In the data below, find every line with the string "sublabel" and pull it out.

**TASK INPUT**.

* * * * * * * * *

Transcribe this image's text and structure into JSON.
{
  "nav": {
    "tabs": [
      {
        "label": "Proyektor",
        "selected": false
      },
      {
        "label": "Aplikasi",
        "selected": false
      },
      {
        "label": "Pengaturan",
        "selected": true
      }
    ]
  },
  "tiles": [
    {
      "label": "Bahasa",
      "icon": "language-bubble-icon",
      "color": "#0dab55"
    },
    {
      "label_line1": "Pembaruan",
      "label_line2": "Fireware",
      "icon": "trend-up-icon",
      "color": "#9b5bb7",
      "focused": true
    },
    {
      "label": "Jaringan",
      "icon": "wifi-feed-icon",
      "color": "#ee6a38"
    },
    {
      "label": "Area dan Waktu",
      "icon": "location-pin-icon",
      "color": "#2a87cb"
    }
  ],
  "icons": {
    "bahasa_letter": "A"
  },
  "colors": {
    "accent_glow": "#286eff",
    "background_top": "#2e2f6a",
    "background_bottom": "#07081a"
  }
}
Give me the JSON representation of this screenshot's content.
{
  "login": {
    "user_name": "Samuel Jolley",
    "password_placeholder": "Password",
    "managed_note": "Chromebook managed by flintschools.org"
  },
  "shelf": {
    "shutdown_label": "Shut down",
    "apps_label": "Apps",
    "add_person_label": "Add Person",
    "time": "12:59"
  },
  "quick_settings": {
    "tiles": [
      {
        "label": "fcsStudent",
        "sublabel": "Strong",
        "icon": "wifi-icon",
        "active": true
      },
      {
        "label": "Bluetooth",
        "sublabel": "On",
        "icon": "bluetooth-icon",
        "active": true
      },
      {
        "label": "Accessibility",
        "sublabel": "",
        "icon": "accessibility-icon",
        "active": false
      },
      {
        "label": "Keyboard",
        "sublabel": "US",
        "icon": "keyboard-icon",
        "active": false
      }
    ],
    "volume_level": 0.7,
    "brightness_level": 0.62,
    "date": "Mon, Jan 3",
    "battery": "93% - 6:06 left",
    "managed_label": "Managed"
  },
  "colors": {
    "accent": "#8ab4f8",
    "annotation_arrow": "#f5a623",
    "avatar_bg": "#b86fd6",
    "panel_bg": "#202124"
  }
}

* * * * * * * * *

**WRITTEN RESPONSE**.
        "sublabel": "Strong",
        "sublabel": "On",
        "sublabel": "",
        "sublabel": "US",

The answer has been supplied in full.